When a political contest comes down to a tie, the outcome can turn on the flip of a coin. That happened in several North Carolina towns in November. In the coastal town of Manteo, the vote for one town commission post was so close that it took nearly three weeks, two recounts, a drawing of straws and a coin toss to settle the election. It demonstrates, once again, an old political truism: Every vote is important.
, In this Monday, Nov. 27, 2017, photo, Richie Burke and Martha Wickre, who tied in a race for the town commission in Manteo, N.C., are shown here after a coin toss decided the winner. Wickre called heads, and the coin landed on tails so Burke was declared the winner. (Gregory Clark/The Coastland Times via AP)
03 of December 2017 17:02:04
RALEIGH, N.C. (AP) — In Manteo, North Carolina, population about 1,400, the vote for one town commission post was so close that it took nearly three weeks, two recounts, a drawing of straws and a coin toss to settle the election.
The town in coastal Dare County is among several in North Carolina where elections were decided by just a few votes or ended in a tie, demonstrating once again an old political truism.
"This is proof that every vote is important," said Dare County elections director Michele Barnes.
In places like Manteo, no one is challenging the election results, even though not everyone is happy with them or the method used to determine the winner.
But in others, the circumstances surrounding close races have spurred legal challenges.
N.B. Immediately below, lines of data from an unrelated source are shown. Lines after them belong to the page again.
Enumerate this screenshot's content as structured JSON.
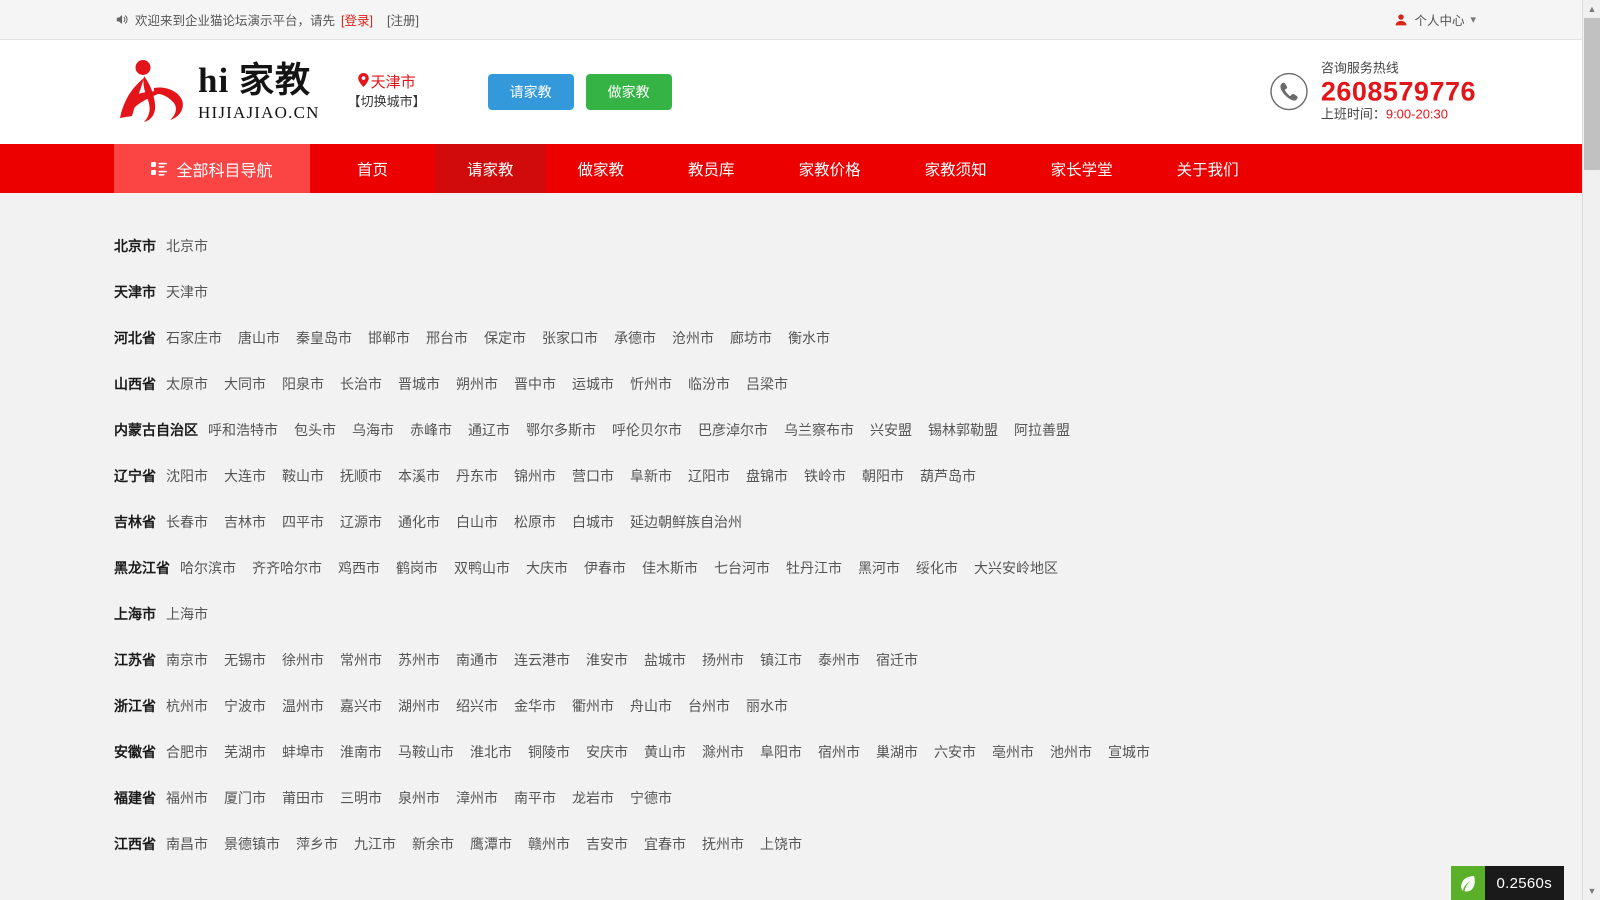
{
  "topbar": {
    "speaker_icon": "speaker-icon",
    "welcome_text": "欢迎来到企业猫论坛演示平台，请先",
    "login_label": "[登录]",
    "register_label": "[注册]",
    "user_icon": "user-icon",
    "user_center_label": "个人中心",
    "caret_icon": "chevron-down-icon"
  },
  "header": {
    "logo_title": "hi 家教",
    "logo_subtitle": "HIJIAJIAO.CN",
    "pin_icon": "location-pin-icon",
    "city_name": "天津市",
    "city_switch_label": "【切换城市】",
    "btn_ask_label": "请家教",
    "btn_be_label": "做家教",
    "phone_icon": "phone-icon",
    "hotline_label": "咨询服务热线",
    "hotline_number": "2608579776",
    "hotline_hours_label": "上班时间：",
    "hotline_hours_value": "9:00-20:30",
    "accent_red": "#e4151a",
    "btn_ask_color": "#3499db",
    "btn_be_color": "#35b445"
  },
  "nav": {
    "grid_icon": "grid-icon",
    "subjects_label": "全部科目导航",
    "subjects_bg": "#fb4545",
    "bar_bg": "#ec0000",
    "active_bg": "#d10b0b",
    "items": [
      {
        "label": "首页",
        "active": false
      },
      {
        "label": "请家教",
        "active": true
      },
      {
        "label": "做家教",
        "active": false
      },
      {
        "label": "教员库",
        "active": false
      },
      {
        "label": "家教价格",
        "active": false
      },
      {
        "label": "家教须知",
        "active": false
      },
      {
        "label": "家长学堂",
        "active": false
      },
      {
        "label": "关于我们",
        "active": false
      }
    ]
  },
  "city_list": [
    {
      "province": "北京市",
      "cities": [
        "北京市"
      ]
    },
    {
      "province": "天津市",
      "cities": [
        "天津市"
      ]
    },
    {
      "province": "河北省",
      "cities": [
        "石家庄市",
        "唐山市",
        "秦皇岛市",
        "邯郸市",
        "邢台市",
        "保定市",
        "张家口市",
        "承德市",
        "沧州市",
        "廊坊市",
        "衡水市"
      ]
    },
    {
      "province": "山西省",
      "cities": [
        "太原市",
        "大同市",
        "阳泉市",
        "长治市",
        "晋城市",
        "朔州市",
        "晋中市",
        "运城市",
        "忻州市",
        "临汾市",
        "吕梁市"
      ]
    },
    {
      "province": "内蒙古自治区",
      "cities": [
        "呼和浩特市",
        "包头市",
        "乌海市",
        "赤峰市",
        "通辽市",
        "鄂尔多斯市",
        "呼伦贝尔市",
        "巴彦淖尔市",
        "乌兰察布市",
        "兴安盟",
        "锡林郭勒盟",
        "阿拉善盟"
      ]
    },
    {
      "province": "辽宁省",
      "cities": [
        "沈阳市",
        "大连市",
        "鞍山市",
        "抚顺市",
        "本溪市",
        "丹东市",
        "锦州市",
        "营口市",
        "阜新市",
        "辽阳市",
        "盘锦市",
        "铁岭市",
        "朝阳市",
        "葫芦岛市"
      ]
    },
    {
      "province": "吉林省",
      "cities": [
        "长春市",
        "吉林市",
        "四平市",
        "辽源市",
        "通化市",
        "白山市",
        "松原市",
        "白城市",
        "延边朝鲜族自治州"
      ]
    },
    {
      "province": "黑龙江省",
      "cities": [
        "哈尔滨市",
        "齐齐哈尔市",
        "鸡西市",
        "鹤岗市",
        "双鸭山市",
        "大庆市",
        "伊春市",
        "佳木斯市",
        "七台河市",
        "牡丹江市",
        "黑河市",
        "绥化市",
        "大兴安岭地区"
      ]
    },
    {
      "province": "上海市",
      "cities": [
        "上海市"
      ]
    },
    {
      "province": "江苏省",
      "cities": [
        "南京市",
        "无锡市",
        "徐州市",
        "常州市",
        "苏州市",
        "南通市",
        "连云港市",
        "淮安市",
        "盐城市",
        "扬州市",
        "镇江市",
        "泰州市",
        "宿迁市"
      ]
    },
    {
      "province": "浙江省",
      "cities": [
        "杭州市",
        "宁波市",
        "温州市",
        "嘉兴市",
        "湖州市",
        "绍兴市",
        "金华市",
        "衢州市",
        "舟山市",
        "台州市",
        "丽水市"
      ]
    },
    {
      "province": "安徽省",
      "cities": [
        "合肥市",
        "芜湖市",
        "蚌埠市",
        "淮南市",
        "马鞍山市",
        "淮北市",
        "铜陵市",
        "安庆市",
        "黄山市",
        "滁州市",
        "阜阳市",
        "宿州市",
        "巢湖市",
        "六安市",
        "亳州市",
        "池州市",
        "宣城市"
      ]
    },
    {
      "province": "福建省",
      "cities": [
        "福州市",
        "厦门市",
        "莆田市",
        "三明市",
        "泉州市",
        "漳州市",
        "南平市",
        "龙岩市",
        "宁德市"
      ]
    },
    {
      "province": "江西省",
      "cities": [
        "南昌市",
        "景德镇市",
        "萍乡市",
        "九江市",
        "新余市",
        "鹰潭市",
        "赣州市",
        "吉安市",
        "宜春市",
        "抚州市",
        "上饶市"
      ]
    }
  ],
  "perf_badge": {
    "leaf_icon": "leaf-icon",
    "time_label": "0.2560s",
    "leaf_bg": "#5ab028"
  },
  "scrollbar": {
    "up_arrow_icon": "triangle-up-icon",
    "down_arrow_icon": "triangle-down-icon"
  }
}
That's the case in Sharpsburg, which lies 140 miles west of Manteo in three counties: Nash, Edgecombe and Wilson. Mayoral candidate Robert L. Williams Jr. lost by three votes, 139-136.
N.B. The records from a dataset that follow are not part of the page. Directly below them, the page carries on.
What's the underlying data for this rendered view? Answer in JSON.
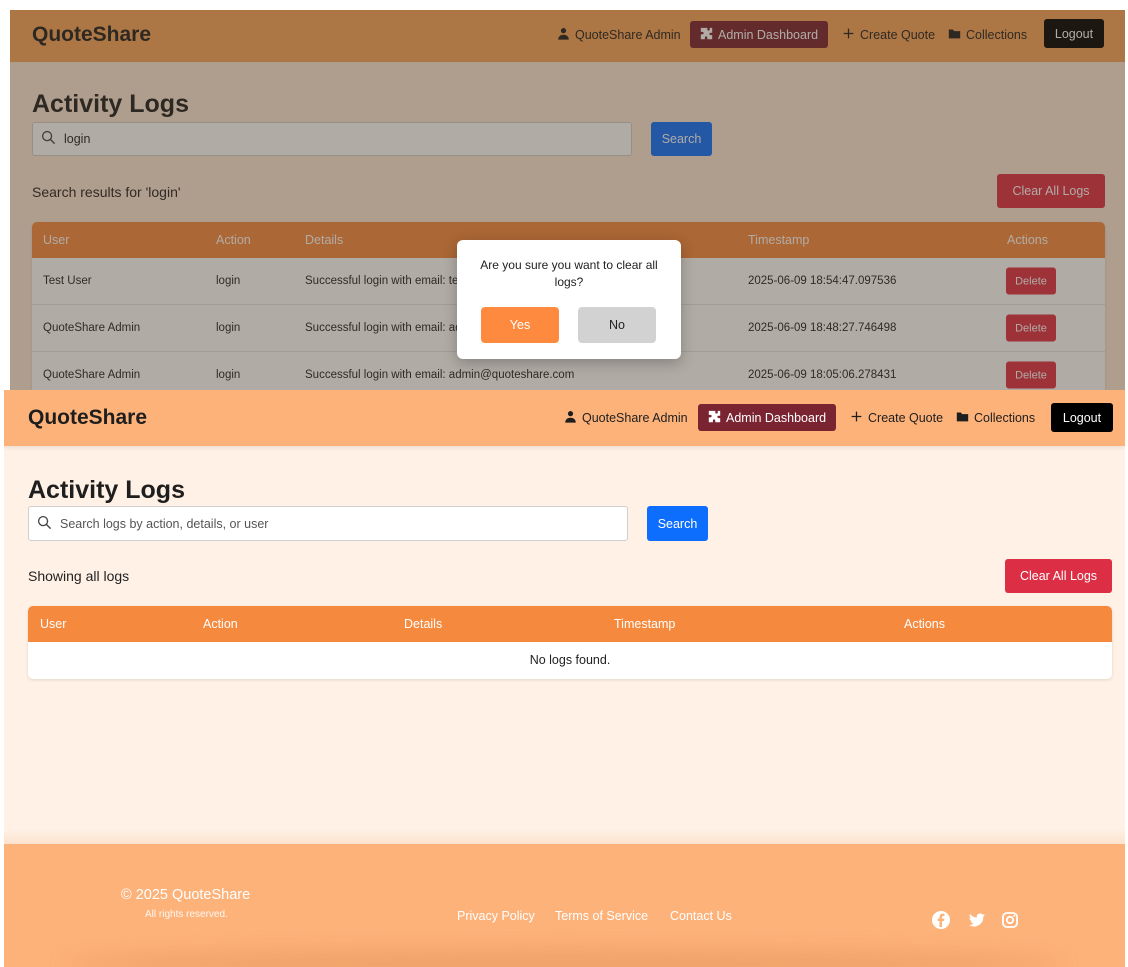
{
  "app": {
    "brand": "QuoteShare",
    "user_name": "QuoteShare Admin",
    "admin_dashboard": "Admin Dashboard",
    "create_quote": "Create Quote",
    "collections": "Collections",
    "logout": "Logout"
  },
  "colors": {
    "nav_orange": "#fdb27a",
    "table_header": "#f58a3e",
    "admin_pill": "#7a2431",
    "search_blue": "#0d6efd",
    "danger_red": "#dc2f45",
    "yes_orange": "#fd8a3e"
  },
  "icons": {
    "user": "user-icon",
    "dashboard": "puzzle-icon",
    "create": "plus-icon",
    "collections": "folder-icon",
    "search": "search-icon",
    "facebook": "facebook-icon",
    "twitter": "twitter-icon",
    "instagram": "instagram-icon"
  },
  "panel_search": {
    "title": "Activity Logs",
    "search_value": "login",
    "search_button": "Search",
    "status": "Search results for 'login'",
    "clear_button": "Clear All Logs",
    "columns": [
      "User",
      "Action",
      "Details",
      "Timestamp",
      "Actions"
    ],
    "rows": [
      {
        "user": "Test User",
        "action": "login",
        "details": "Successful login with email: tes",
        "timestamp": "2025-06-09 18:54:47.097536",
        "delete": "Delete"
      },
      {
        "user": "QuoteShare Admin",
        "action": "login",
        "details": "Successful login with email: adr",
        "timestamp": "2025-06-09 18:48:27.746498",
        "delete": "Delete"
      },
      {
        "user": "QuoteShare Admin",
        "action": "login",
        "details": "Successful login with email: admin@quoteshare.com",
        "timestamp": "2025-06-09 18:05:06.278431",
        "delete": "Delete"
      }
    ],
    "modal": {
      "message": "Are you sure you want to clear all logs?",
      "yes": "Yes",
      "no": "No"
    }
  },
  "panel_empty": {
    "title": "Activity Logs",
    "search_placeholder": "Search logs by action, details, or user",
    "search_button": "Search",
    "status": "Showing all logs",
    "clear_button": "Clear All Logs",
    "columns": [
      "User",
      "Action",
      "Details",
      "Timestamp",
      "Actions"
    ],
    "empty_message": "No logs found."
  },
  "footer": {
    "copyright": "© 2025 QuoteShare",
    "rights": "All rights reserved.",
    "links": [
      "Privacy Policy",
      "Terms of Service",
      "Contact Us"
    ]
  }
}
Williams, represented by the Southern Coalition for Social Justice, alleges in a complaint that the Wilson County Board of Elections provided only 12 ballots in the Sharpsburg election precinct where 349 voters are registered. Just 71 ballots, or 20 percent, were cast in that precinct.
In all three counties, 276 of 1,213 registered voters cast a ballot, a turnout of less than 23 percent.
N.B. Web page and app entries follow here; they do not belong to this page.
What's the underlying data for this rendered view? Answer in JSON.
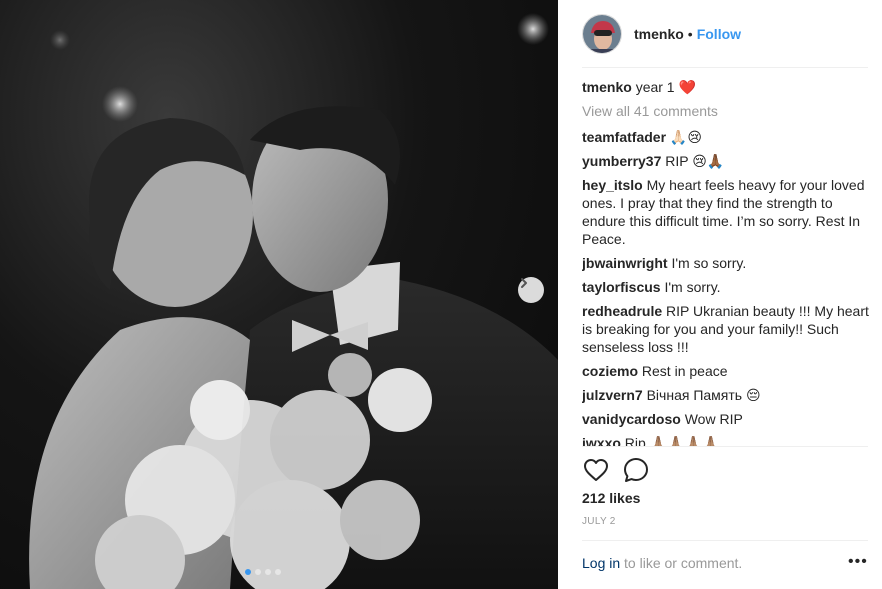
{
  "header": {
    "username": "tmenko",
    "separator": "•",
    "follow_label": "Follow"
  },
  "caption": {
    "username": "tmenko",
    "text": "year 1 ❤️"
  },
  "view_all_label": "View all 41 comments",
  "comments": [
    {
      "user": "teamfatfader",
      "text": "🙏🏻😢"
    },
    {
      "user": "yumberry37",
      "text": "RIP 😢🙏🏾"
    },
    {
      "user": "hey_itslo",
      "text": "My heart feels heavy for your loved ones. I pray that they find the strength to endure this difficult time. I’m so sorry. Rest In Peace."
    },
    {
      "user": "jbwainwright",
      "text": "I'm so sorry."
    },
    {
      "user": "taylorfiscus",
      "text": "I'm sorry."
    },
    {
      "user": "redheadrule",
      "text": "RIP Ukranian beauty !!! My heart is breaking for you and your family!! Such senseless loss !!!"
    },
    {
      "user": "coziemo",
      "text": "Rest in peace"
    },
    {
      "user": "julzvern7",
      "text": "Вічная Память 😔"
    },
    {
      "user": "vanidycardoso",
      "text": "Wow RIP"
    },
    {
      "user": "iwxxo",
      "text": "Rip 🙏🏽🙏🏽🙏🏽🙏🏽"
    }
  ],
  "actions": {
    "like_icon": "heart-outline-icon",
    "comment_icon": "comment-bubble-icon"
  },
  "likes_label": "212 likes",
  "date_label": "JULY 2",
  "login": {
    "link_label": "Log in",
    "rest_label": "to like or comment."
  },
  "more_label": "•••",
  "carousel": {
    "current": 1,
    "total": 4
  },
  "colors": {
    "accent": "#3897f0",
    "muted": "#999999",
    "border": "#efefef"
  }
}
It took more than two hours for election officials to deliver more ballots, by which time voters had left and couldn't return, the complaint says. The majority of those turned away are African-Americans, Williams said. The Wilson County Board of Elections will hold a hearing Dec. 14 on the complaint.
A study conducted by Democracy North Carolina of the November 2015 elections identified 69 cities where the mayor or a town council member won election by five or fewer votes. In 31 cities, elections were determined by one vote. Coin tosses broke ties for town council rates in Sparta, West Jefferson, Clarkton and Godwin, while the winner's name was drawn from a box in Dover.
The candidates who tied in Garland put colored pens in box, and the elections board chair picked the winner — in this case, the purple pen.
That's legal in North Carolina. State law says when a vote ends in a tie, county election boards "shall determine the winner by lot."
Three communities gave mayoral candidates one-vote victories: Spruce Pine, St. Pauls and Biscoe.
Other states have similar quirky election rules. In 2012, a candidate for a Walton, Ohio, city council race was decided by a coin toss after a tie vote when one candidate's wife didn't vote. He called tails — and lost.
And a 2002 race in Goldfield, Nevada, was settled the Old West way — by a draw of the cards.
After the Nov. 7 Manteo election, incumbent Richie Burke led incumbent Martha Wickre by two votes — 210 to 208 — for the third of three seats on the town commission. A Nov. 21 recount showed them tied at 210 each, and a second recount Monday confirmed it.
The candidates then drew straws to see who would call heads or tails. Wickre called heads and lost, making Burke the winner. Of Manteo's 1,241 voters, 424 — or 34 percent — voted, Barnes said.
"The biggest thing I have encountered is the community's outcry over the coin toss," Wickre said. "But then, it all goes down to people actually getting out and voting."
Wickre is exactly right, said Bob Hall, executive director of Democracy North Carolina. "The decision of one voter not to vote or which way they vote can decide who your next mayor is, can decide who your next police chief is and how your garbage gets picked up. ... Lots of decisions are made by local governments and affect people very directly." In addition, local politicians often move on to higher office.
Close elections have become the norm in Manteo. Four years ago, Wickre ousted long-time commissioner David Farrow by one vote. Farrow ran again two years later and lost to someone else — also by one vote, said Wickre and Barnes.
A tie for a Troutman Town Council seat was settled when an elections board member drew a slip of paper bearing a candidate's name from a bowl. A similar method was used to settle a tie in the race for a seat on the Pine Knoll Shores town commission. About 39 percent of registered voters cast a ballot in Pine Knoll Shores, while the turnout was just 11.7 percent in Troutman. The statewide turnout was almost 17 percent.
As for Wickre, she says she'll probably run again in two years. "It was very disappointing," she said of her coin-toss loss. "I thought I had really engaged with the town to make it better, and I had some projects I wanted to complete."
Follow Martha Waggoner at http://twitter.com/mjwaggonernc